Gollapinni, an assistant professor, focuses her research on experimental high-energy physics and is involved in neutrino experiments at Fermilab, America’s premier particle physics laboratory, in Chicago. Efremenko, a professor, focuses his research on neutrino experiments at Oak Ridge National Laboratory.

Before you tune in, here’s a bit more about their topic:

In the world of subatomic physics, neutrinos form the most bizarre tiny entities known to date. They may be tiny, but the world surrounding them is big. Scientists study these elusive particles to understand the biggest puzzles in the universe—from the structure of the atom to the formation of a star.

Although more than a trillion of these little particles pass unnoticed through our bodies every second, neutrinos still remain largely mysterious. These shy particles are notoriously difficult to detect given how rarely they interact with normal matter.

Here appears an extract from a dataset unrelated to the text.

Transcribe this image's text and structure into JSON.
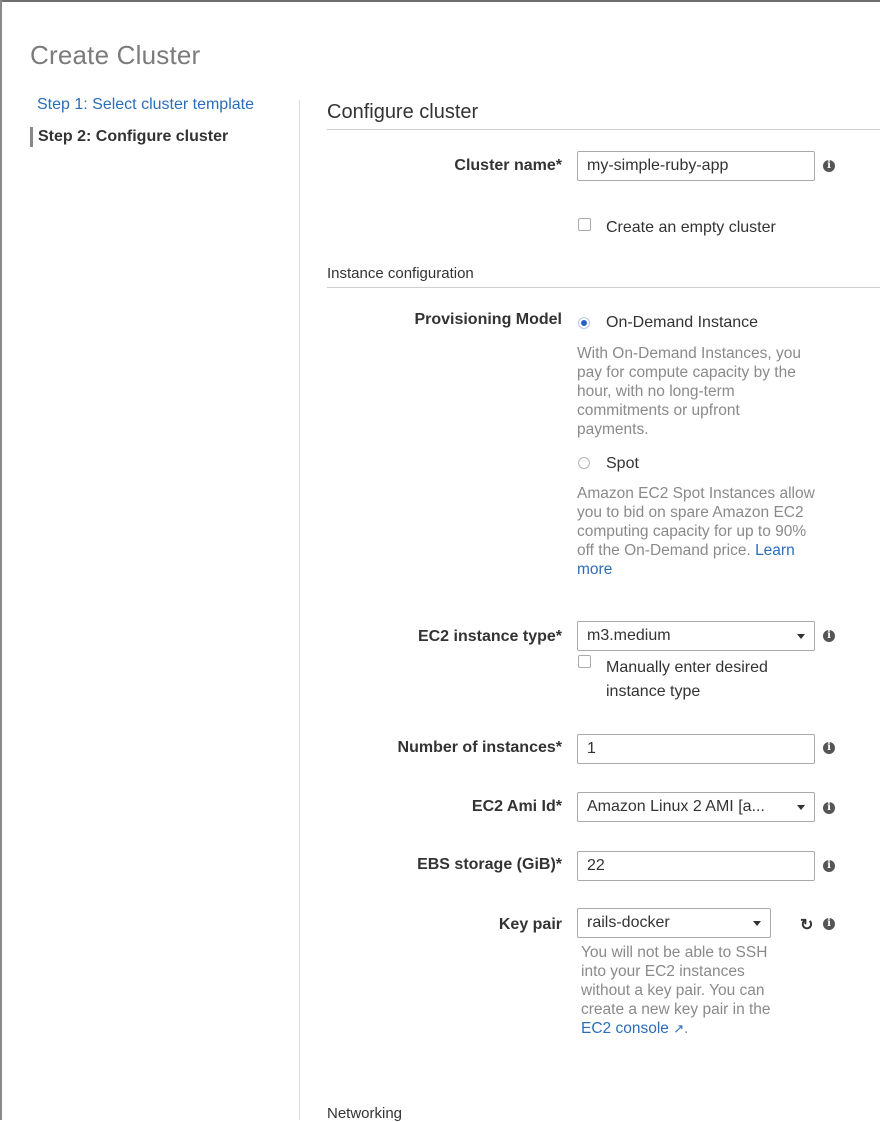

How rare you ask? In your entire lifetime, perhaps one neutrino will interact with an atom in your body. Also, the weird fact that these ghostly particles can morph into one another makes it even more difficult to detect them.

Despite these challenges, researchers have managed to capture a handful of neutrinos by building large and sensitive detectors in some of the most remote places on the planet, including deep in the Antarctic ice, miles under a mine in Canada, and under a mountain in Japan.

Tune in to this Facebook Live session to hear more about scientific adventures in the world of neutrinos and how they can help us unlock some of the deepest secrets of the universe.

Are you a faculty member who would like to participate in a Facebook Live session? E-mail social@utk.edu for more information.